* What to do:
In the entries below, how many lines contain the word "name"? State the number and nothing more.

* The input:
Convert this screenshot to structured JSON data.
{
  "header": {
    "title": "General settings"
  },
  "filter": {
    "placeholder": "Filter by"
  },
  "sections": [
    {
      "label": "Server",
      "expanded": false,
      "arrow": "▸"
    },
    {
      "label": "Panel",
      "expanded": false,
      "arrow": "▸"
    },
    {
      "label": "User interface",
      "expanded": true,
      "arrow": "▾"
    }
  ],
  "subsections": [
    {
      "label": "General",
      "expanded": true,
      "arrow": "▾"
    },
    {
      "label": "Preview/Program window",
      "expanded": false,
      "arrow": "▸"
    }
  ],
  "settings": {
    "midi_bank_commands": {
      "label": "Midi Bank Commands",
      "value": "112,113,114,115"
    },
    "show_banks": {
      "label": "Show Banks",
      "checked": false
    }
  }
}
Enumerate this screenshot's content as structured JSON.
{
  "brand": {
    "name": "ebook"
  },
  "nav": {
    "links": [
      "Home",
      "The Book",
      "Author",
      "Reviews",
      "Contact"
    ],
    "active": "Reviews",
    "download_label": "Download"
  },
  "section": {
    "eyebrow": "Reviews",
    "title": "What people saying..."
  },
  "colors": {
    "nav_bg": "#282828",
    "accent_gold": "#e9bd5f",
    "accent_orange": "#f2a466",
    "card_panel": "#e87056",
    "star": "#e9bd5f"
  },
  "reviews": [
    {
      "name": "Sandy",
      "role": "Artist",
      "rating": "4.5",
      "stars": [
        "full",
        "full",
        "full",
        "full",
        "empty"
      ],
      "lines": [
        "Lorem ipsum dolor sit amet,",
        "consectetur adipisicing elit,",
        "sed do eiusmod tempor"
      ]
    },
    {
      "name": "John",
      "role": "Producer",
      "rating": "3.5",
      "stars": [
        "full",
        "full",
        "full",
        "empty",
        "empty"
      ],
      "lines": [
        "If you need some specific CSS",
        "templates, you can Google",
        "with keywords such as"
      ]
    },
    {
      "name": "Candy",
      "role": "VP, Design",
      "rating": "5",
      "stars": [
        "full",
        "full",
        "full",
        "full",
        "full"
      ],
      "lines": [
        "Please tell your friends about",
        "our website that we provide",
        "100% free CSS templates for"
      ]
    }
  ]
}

* Reply:
4